# [WORK TO COMPLETE]
Apart from the pictures, please restate every entry below exactly.

Collection entries
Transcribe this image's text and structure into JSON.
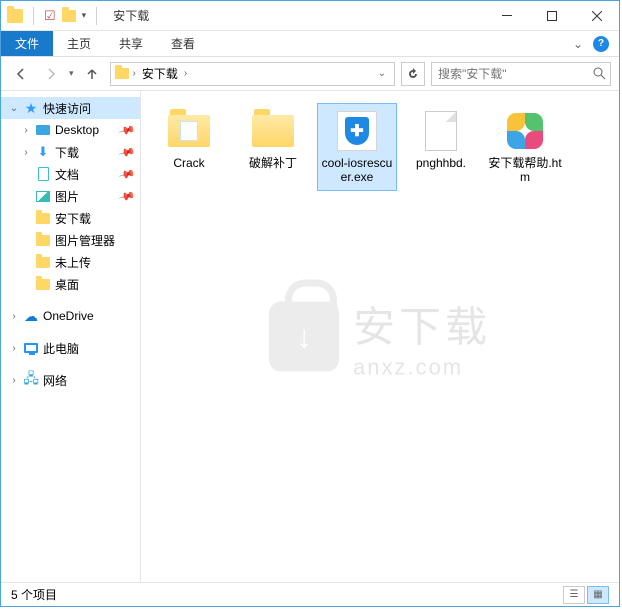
{
  "window": {
    "title": "安下载"
  },
  "ribbon": {
    "file": "文件",
    "home": "主页",
    "share": "共享",
    "view": "查看"
  },
  "breadcrumb": {
    "segment": "安下载"
  },
  "search": {
    "placeholder": "搜索\"安下载\""
  },
  "sidebar": {
    "quick_access": "快速访问",
    "items": [
      {
        "label": "Desktop",
        "icon": "desktop"
      },
      {
        "label": "下载",
        "icon": "download"
      },
      {
        "label": "文档",
        "icon": "doc"
      },
      {
        "label": "图片",
        "icon": "pic"
      },
      {
        "label": "安下载",
        "icon": "folder"
      },
      {
        "label": "图片管理器",
        "icon": "folder"
      },
      {
        "label": "未上传",
        "icon": "folder"
      },
      {
        "label": "桌面",
        "icon": "folder"
      }
    ],
    "onedrive": "OneDrive",
    "thispc": "此电脑",
    "network": "网络"
  },
  "files": [
    {
      "name": "Crack",
      "type": "folder-doc"
    },
    {
      "name": "破解补丁",
      "type": "folder"
    },
    {
      "name": "cool-iosrescuer.exe",
      "type": "exe",
      "selected": true
    },
    {
      "name": "pnghhbd.",
      "type": "blank"
    },
    {
      "name": "安下载帮助.htm",
      "type": "htm"
    }
  ],
  "statusbar": {
    "count": "5 个项目"
  },
  "watermark": {
    "cn": "安下载",
    "en": "anxz.com"
  }
}
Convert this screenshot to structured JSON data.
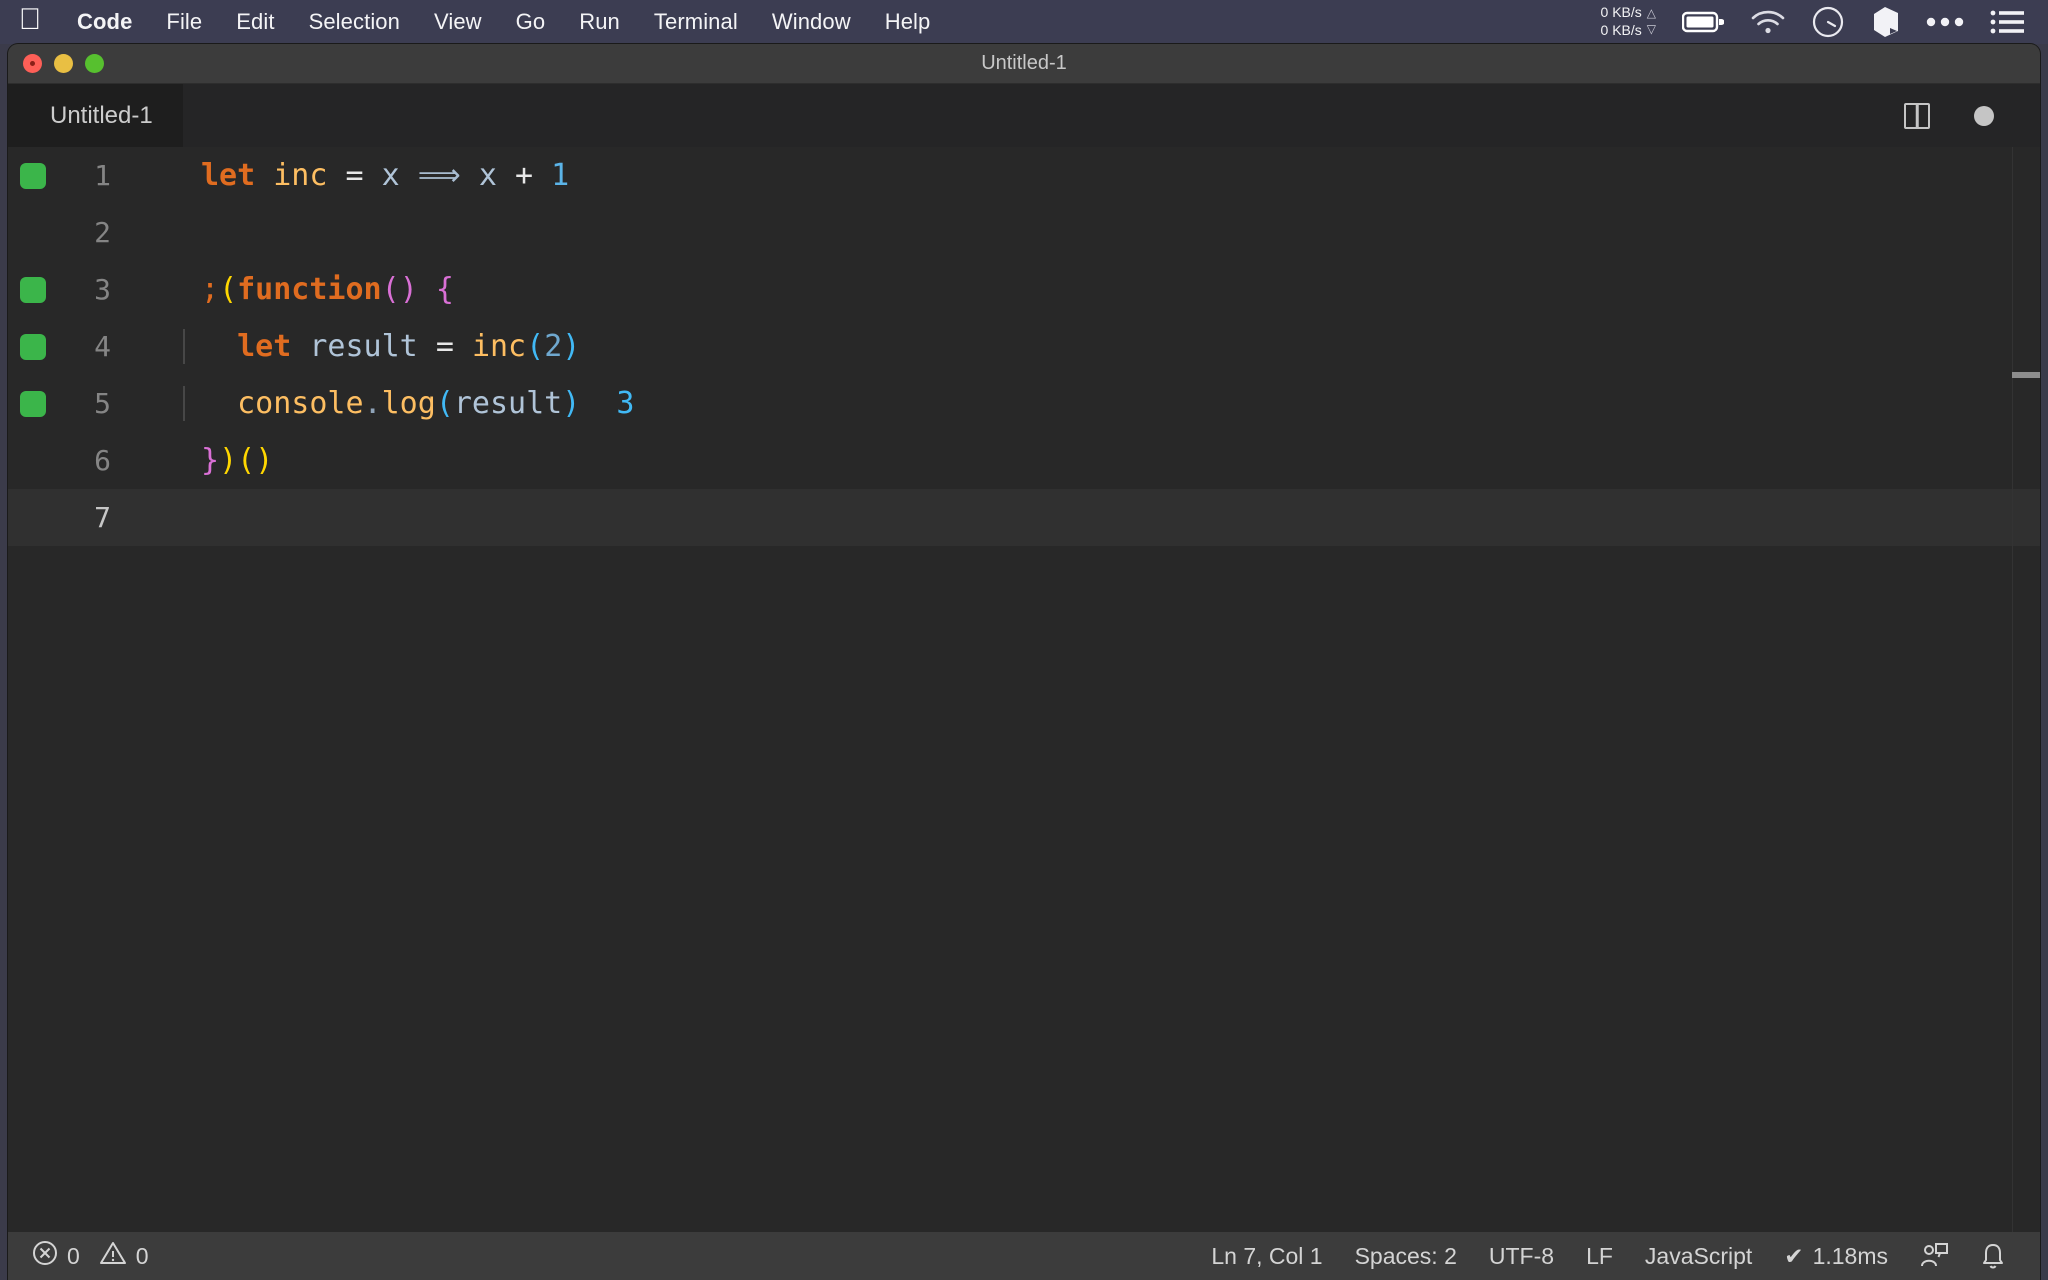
{
  "menubar": {
    "apple_icon": "apple-logo-icon",
    "items": [
      {
        "label": "Code",
        "bold": true
      },
      {
        "label": "File",
        "bold": false
      },
      {
        "label": "Edit",
        "bold": false
      },
      {
        "label": "Selection",
        "bold": false
      },
      {
        "label": "View",
        "bold": false
      },
      {
        "label": "Go",
        "bold": false
      },
      {
        "label": "Run",
        "bold": false
      },
      {
        "label": "Terminal",
        "bold": false
      },
      {
        "label": "Window",
        "bold": false
      },
      {
        "label": "Help",
        "bold": false
      }
    ],
    "network": {
      "upload": "0 KB/s",
      "download": "0 KB/s",
      "up_arrow": "triangle-up-icon",
      "down_arrow": "triangle-down-icon"
    },
    "status_icons": [
      "battery-icon",
      "wifi-icon",
      "speedometer-icon",
      "cube-icon",
      "ellipsis-icon",
      "list-menu-icon"
    ]
  },
  "window": {
    "title": "Untitled-1",
    "traffic_lights": [
      "close-button",
      "minimize-button",
      "maximize-button"
    ]
  },
  "tabs": {
    "active_tab": "Untitled-1",
    "actions": [
      "split-editor-icon",
      "unsaved-indicator-dot"
    ]
  },
  "editor": {
    "language": "JavaScript",
    "cursor_line": 7,
    "lines": [
      {
        "number": "1",
        "breakpoint": true,
        "active": false,
        "indent_guide": false,
        "tokens": [
          {
            "t": "let",
            "c": "kw"
          },
          {
            "t": " ",
            "c": "op"
          },
          {
            "t": "inc",
            "c": "fn"
          },
          {
            "t": " ",
            "c": "op"
          },
          {
            "t": "=",
            "c": "op"
          },
          {
            "t": " ",
            "c": "op"
          },
          {
            "t": "x",
            "c": "var"
          },
          {
            "t": " ",
            "c": "op"
          },
          {
            "t": "⟹",
            "c": "arrow"
          },
          {
            "t": " ",
            "c": "op"
          },
          {
            "t": "x",
            "c": "var"
          },
          {
            "t": " ",
            "c": "op"
          },
          {
            "t": "+",
            "c": "op"
          },
          {
            "t": " ",
            "c": "op"
          },
          {
            "t": "1",
            "c": "num"
          }
        ]
      },
      {
        "number": "2",
        "breakpoint": false,
        "active": false,
        "indent_guide": false,
        "tokens": []
      },
      {
        "number": "3",
        "breakpoint": true,
        "active": false,
        "indent_guide": false,
        "tokens": [
          {
            "t": ";",
            "c": "punc"
          },
          {
            "t": "(",
            "c": "br1"
          },
          {
            "t": "function",
            "c": "fnb"
          },
          {
            "t": "(",
            "c": "br2"
          },
          {
            "t": ")",
            "c": "br2"
          },
          {
            "t": " ",
            "c": "op"
          },
          {
            "t": "{",
            "c": "br2"
          }
        ]
      },
      {
        "number": "4",
        "breakpoint": true,
        "active": false,
        "indent_guide": true,
        "tokens": [
          {
            "t": "  ",
            "c": "op"
          },
          {
            "t": "let",
            "c": "kw"
          },
          {
            "t": " ",
            "c": "op"
          },
          {
            "t": "result",
            "c": "var"
          },
          {
            "t": " ",
            "c": "op"
          },
          {
            "t": "=",
            "c": "op"
          },
          {
            "t": " ",
            "c": "op"
          },
          {
            "t": "inc",
            "c": "fn"
          },
          {
            "t": "(",
            "c": "br3"
          },
          {
            "t": "2",
            "c": "num2"
          },
          {
            "t": ")",
            "c": "br3"
          }
        ]
      },
      {
        "number": "5",
        "breakpoint": true,
        "active": false,
        "indent_guide": true,
        "inline_value": "3",
        "tokens": [
          {
            "t": "  ",
            "c": "op"
          },
          {
            "t": "console",
            "c": "fn"
          },
          {
            "t": ".",
            "c": "dot"
          },
          {
            "t": "log",
            "c": "fn"
          },
          {
            "t": "(",
            "c": "br3"
          },
          {
            "t": "result",
            "c": "var"
          },
          {
            "t": ")",
            "c": "br3"
          }
        ]
      },
      {
        "number": "6",
        "breakpoint": false,
        "active": false,
        "indent_guide": false,
        "tokens": [
          {
            "t": "}",
            "c": "br2"
          },
          {
            "t": ")",
            "c": "br1"
          },
          {
            "t": "(",
            "c": "br1"
          },
          {
            "t": ")",
            "c": "br1"
          }
        ]
      },
      {
        "number": "7",
        "breakpoint": false,
        "active": true,
        "indent_guide": false,
        "tokens": []
      }
    ]
  },
  "statusbar": {
    "errors_icon": "error-circle-icon",
    "errors": "0",
    "warnings_icon": "warning-triangle-icon",
    "warnings": "0",
    "position": "Ln 7, Col 1",
    "indentation": "Spaces: 2",
    "encoding": "UTF-8",
    "eol": "LF",
    "language": "JavaScript",
    "runtime_check": "✔",
    "runtime": "1.18ms",
    "feedback_icon": "feedback-person-icon",
    "notifications_icon": "bell-icon"
  },
  "colors": {
    "menubar_bg": "#3c3d52",
    "titlebar_bg": "#3c3c3c",
    "editor_bg": "#282828",
    "tabstrip_bg": "#252526",
    "active_tab_bg": "#1e1e1e",
    "statusbar_bg": "#3c3c3c",
    "breakpoint_green": "#3bb54a",
    "active_line_bg": "#303030"
  }
}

# [PROBLEM SOLUTION]
Transcribe this image's text and structure into JSON.
{
  "window": {
    "title": "安下载"
  },
  "ribbon": {
    "file": "文件",
    "home": "主页",
    "share": "共享",
    "view": "查看"
  },
  "breadcrumb": {
    "segment": "安下载"
  },
  "search": {
    "placeholder": "搜索\"安下载\""
  },
  "sidebar": {
    "quick_access": "快速访问",
    "items": [
      {
        "label": "Desktop",
        "icon": "desktop"
      },
      {
        "label": "下载",
        "icon": "download"
      },
      {
        "label": "文档",
        "icon": "doc"
      },
      {
        "label": "图片",
        "icon": "pic"
      },
      {
        "label": "安下载",
        "icon": "folder"
      },
      {
        "label": "图片管理器",
        "icon": "folder"
      },
      {
        "label": "未上传",
        "icon": "folder"
      },
      {
        "label": "桌面",
        "icon": "folder"
      }
    ],
    "onedrive": "OneDrive",
    "thispc": "此电脑",
    "network": "网络"
  },
  "files": [
    {
      "name": "Crack",
      "type": "folder-doc"
    },
    {
      "name": "破解补丁",
      "type": "folder"
    },
    {
      "name": "cool-iosrescuer.exe",
      "type": "exe",
      "selected": true
    },
    {
      "name": "pnghhbd.",
      "type": "blank"
    },
    {
      "name": "安下载帮助.htm",
      "type": "htm"
    }
  ],
  "statusbar": {
    "count": "5 个项目"
  },
  "watermark": {
    "cn": "安下载",
    "en": "anxz.com"
  }
}
Convert this screenshot to structured JSON data.
{
  "menubar": {
    "apple_icon": "apple-logo-icon",
    "items": [
      {
        "label": "Code",
        "bold": true
      },
      {
        "label": "File",
        "bold": false
      },
      {
        "label": "Edit",
        "bold": false
      },
      {
        "label": "Selection",
        "bold": false
      },
      {
        "label": "View",
        "bold": false
      },
      {
        "label": "Go",
        "bold": false
      },
      {
        "label": "Run",
        "bold": false
      },
      {
        "label": "Terminal",
        "bold": false
      },
      {
        "label": "Window",
        "bold": false
      },
      {
        "label": "Help",
        "bold": false
      }
    ],
    "network": {
      "upload": "0 KB/s",
      "download": "0 KB/s",
      "up_arrow": "triangle-up-icon",
      "down_arrow": "triangle-down-icon"
    },
    "status_icons": [
      "battery-icon",
      "wifi-icon",
      "speedometer-icon",
      "cube-icon",
      "ellipsis-icon",
      "list-menu-icon"
    ]
  },
  "window": {
    "title": "Untitled-1",
    "traffic_lights": [
      "close-button",
      "minimize-button",
      "maximize-button"
    ]
  },
  "tabs": {
    "active_tab": "Untitled-1",
    "actions": [
      "split-editor-icon",
      "unsaved-indicator-dot"
    ]
  },
  "editor": {
    "language": "JavaScript",
    "cursor_line": 7,
    "lines": [
      {
        "number": "1",
        "breakpoint": true,
        "active": false,
        "indent_guide": false,
        "tokens": [
          {
            "t": "let",
            "c": "kw"
          },
          {
            "t": " ",
            "c": "op"
          },
          {
            "t": "inc",
            "c": "fn"
          },
          {
            "t": " ",
            "c": "op"
          },
          {
            "t": "=",
            "c": "op"
          },
          {
            "t": " ",
            "c": "op"
          },
          {
            "t": "x",
            "c": "var"
          },
          {
            "t": " ",
            "c": "op"
          },
          {
            "t": "⟹",
            "c": "arrow"
          },
          {
            "t": " ",
            "c": "op"
          },
          {
            "t": "x",
            "c": "var"
          },
          {
            "t": " ",
            "c": "op"
          },
          {
            "t": "+",
            "c": "op"
          },
          {
            "t": " ",
            "c": "op"
          },
          {
            "t": "1",
            "c": "num"
          }
        ]
      },
      {
        "number": "2",
        "breakpoint": false,
        "active": false,
        "indent_guide": false,
        "tokens": []
      },
      {
        "number": "3",
        "breakpoint": true,
        "active": false,
        "indent_guide": false,
        "tokens": [
          {
            "t": ";",
            "c": "punc"
          },
          {
            "t": "(",
            "c": "br1"
          },
          {
            "t": "function",
            "c": "fnb"
          },
          {
            "t": "(",
            "c": "br2"
          },
          {
            "t": ")",
            "c": "br2"
          },
          {
            "t": " ",
            "c": "op"
          },
          {
            "t": "{",
            "c": "br2"
          }
        ]
      },
      {
        "number": "4",
        "breakpoint": true,
        "active": false,
        "indent_guide": true,
        "tokens": [
          {
            "t": "  ",
            "c": "op"
          },
          {
            "t": "let",
            "c": "kw"
          },
          {
            "t": " ",
            "c": "op"
          },
          {
            "t": "result",
            "c": "var"
          },
          {
            "t": " ",
            "c": "op"
          },
          {
            "t": "=",
            "c": "op"
          },
          {
            "t": " ",
            "c": "op"
          },
          {
            "t": "inc",
            "c": "fn"
          },
          {
            "t": "(",
            "c": "br3"
          },
          {
            "t": "2",
            "c": "num2"
          },
          {
            "t": ")",
            "c": "br3"
          }
        ]
      },
      {
        "number": "5",
        "breakpoint": true,
        "active": false,
        "indent_guide": true,
        "inline_value": "3",
        "tokens": [
          {
            "t": "  ",
            "c": "op"
          },
          {
            "t": "console",
            "c": "fn"
          },
          {
            "t": ".",
            "c": "dot"
          },
          {
            "t": "log",
            "c": "fn"
          },
          {
            "t": "(",
            "c": "br3"
          },
          {
            "t": "result",
            "c": "var"
          },
          {
            "t": ")",
            "c": "br3"
          }
        ]
      },
      {
        "number": "6",
        "breakpoint": false,
        "active": false,
        "indent_guide": false,
        "tokens": [
          {
            "t": "}",
            "c": "br2"
          },
          {
            "t": ")",
            "c": "br1"
          },
          {
            "t": "(",
            "c": "br1"
          },
          {
            "t": ")",
            "c": "br1"
          }
        ]
      },
      {
        "number": "7",
        "breakpoint": false,
        "active": true,
        "indent_guide": false,
        "tokens": []
      }
    ]
  },
  "statusbar": {
    "errors_icon": "error-circle-icon",
    "errors": "0",
    "warnings_icon": "warning-triangle-icon",
    "warnings": "0",
    "position": "Ln 7, Col 1",
    "indentation": "Spaces: 2",
    "encoding": "UTF-8",
    "eol": "LF",
    "language": "JavaScript",
    "runtime_check": "✔",
    "runtime": "1.18ms",
    "feedback_icon": "feedback-person-icon",
    "notifications_icon": "bell-icon"
  },
  "colors": {
    "menubar_bg": "#3c3d52",
    "titlebar_bg": "#3c3c3c",
    "editor_bg": "#282828",
    "tabstrip_bg": "#252526",
    "active_tab_bg": "#1e1e1e",
    "statusbar_bg": "#3c3c3c",
    "breakpoint_green": "#3bb54a",
    "active_line_bg": "#303030"
  }
}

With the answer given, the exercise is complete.